When addressing patient rights and privacy during mental health evaluations, key factors to consider include:
- Making sure that patients give informed consent before sharing any information.
- Safeguarding patient information from unauthorized access or disclosure.
- Respecting the patient's independence and their right to make decisions about their care.
- Advocating for the patient's best interests and well-being throughout the evaluation process.
- Maintaining open communication with the patient about the limits of confidentiality and any necessary disclosures.
These principles are vital for creating a safe and supportive environment for individuals undergoing mental health evaluations.
Frequently Asked Questions
Can the Results of a Court-Ordered Mental Health Evaluation Be Used as Evidence in Other Legal Proceedings?
Yes, the results of a mental health evaluation ordered by the court can be used as evidence in other legal proceedings. However, it's important to consider the legal implications and confidentiality concerns associated with using these results. For instance, the privacy of the individual undergoing the evaluation must be safeguarded, and the admissibility of the evidence may vary depending on the specific legal context. Therefore, careful deliberation and adherence to legal regulations are crucial when utilizing such evaluation results in other legal proceedings.
What Happens if the Individual Being Evaluated Refuses to Participate in the Evaluation Process?
If someone refuses to take part in a mental health evaluation ordered by the court, it can have various consequences. This refusal might affect the legal validity of the evaluation results and could lead to further legal actions.
Are There Any Potential Consequences for the Mental Health Professionals if They Fail to Conduct a Thorough and Accurate Evaluation?
It's crucial for mental health professionals to conduct thorough and accurate evaluations to avoid potential consequences and uphold professional ethics. Neglecting this responsibility could erode the trust of those seeking help. Therefore, it's important to ensure accuracy and empathy in assessments to provide the best support for individuals in need.

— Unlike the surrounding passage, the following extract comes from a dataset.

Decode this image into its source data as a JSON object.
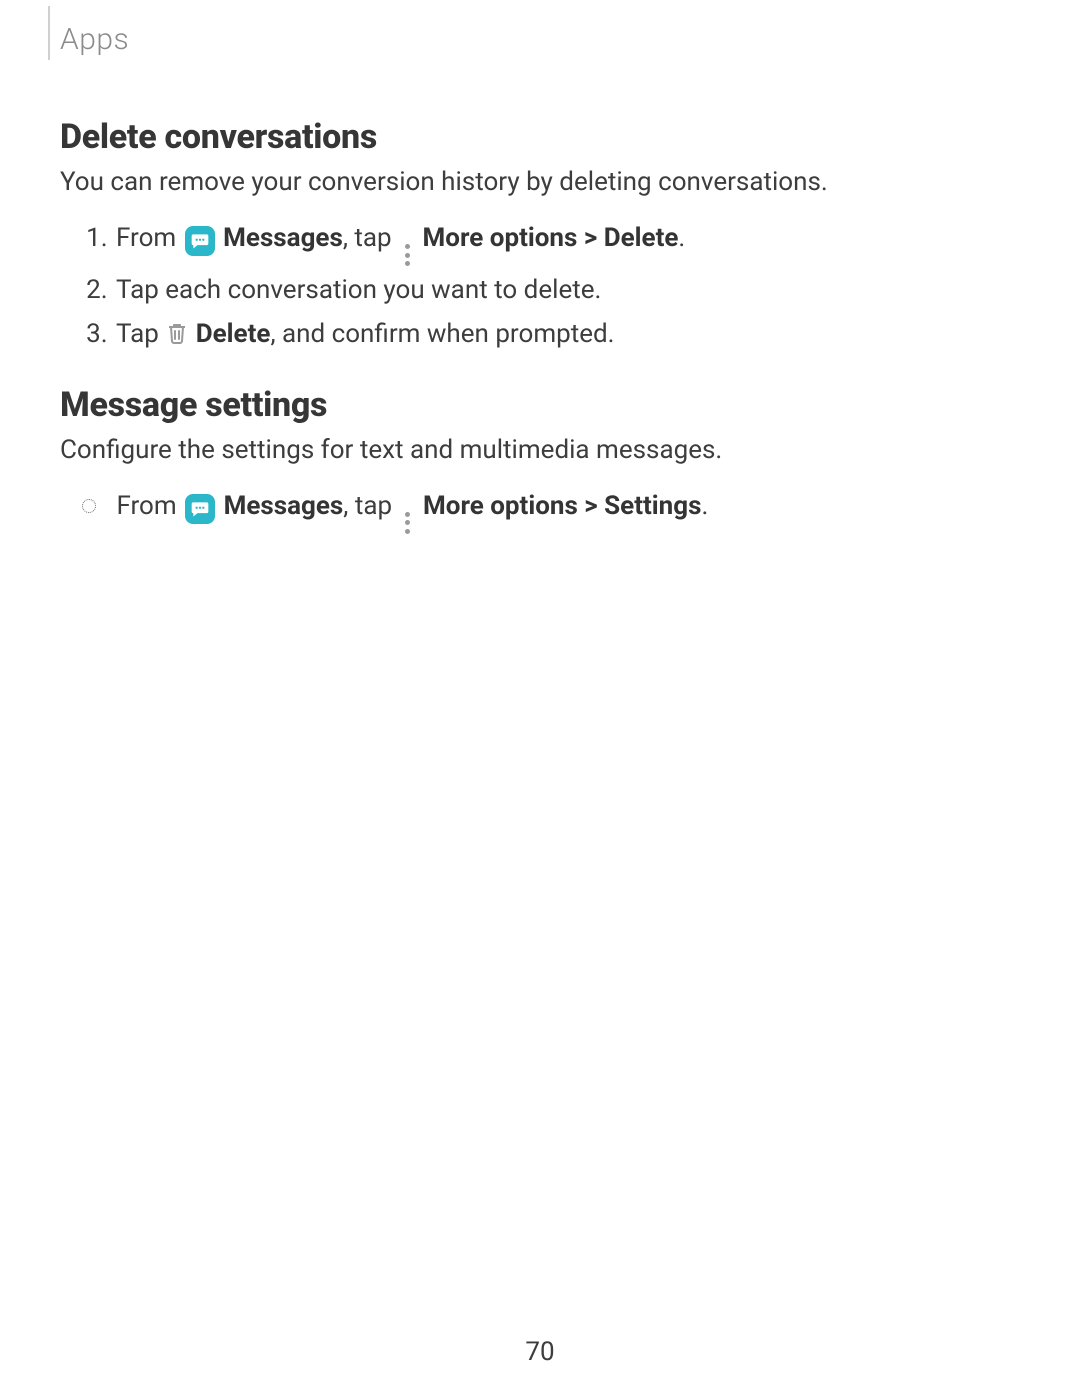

How Long Does the Court-Ordered Mental Health Evaluation Process Typically Take From Start to Finish?
The legal impact of a court-ordered mental health evaluation can be significant. The duration of the process varies depending on individual circumstances, but it often involves thorough assessments and can take several weeks to complete. This evaluation is important as it helps ensure that individuals receive the appropriate care and support they need. From the initial assessment to the final report, the process is aimed at understanding the individual's mental health condition comprehensively. It involves interviews, psychological testing, and observations to provide a thorough evaluation. These evaluations are crucial in determining the best course of action for the individual's mental health treatment and well-being.
Is There a Possibility for the Individual Being Evaluated to Request a Second Opinion From a Different Mental Health Professional?
Yes, people getting a mental health evaluation can ask another professional for a second opinion. This option ensures a more thorough assessment, making sure the individual's mental health needs are accurately met.
Court-ordered mental health evaluations are crucial in the legal system. Approximately 60,000 individuals undergo these evaluations each year in the United States alone. Although the process may seem overwhelming, it's an essential step in ensuring the well-being and safety of both the individual being evaluated and the community at large.
We hope that these evaluations will lead to the appropriate support and treatment for those in need.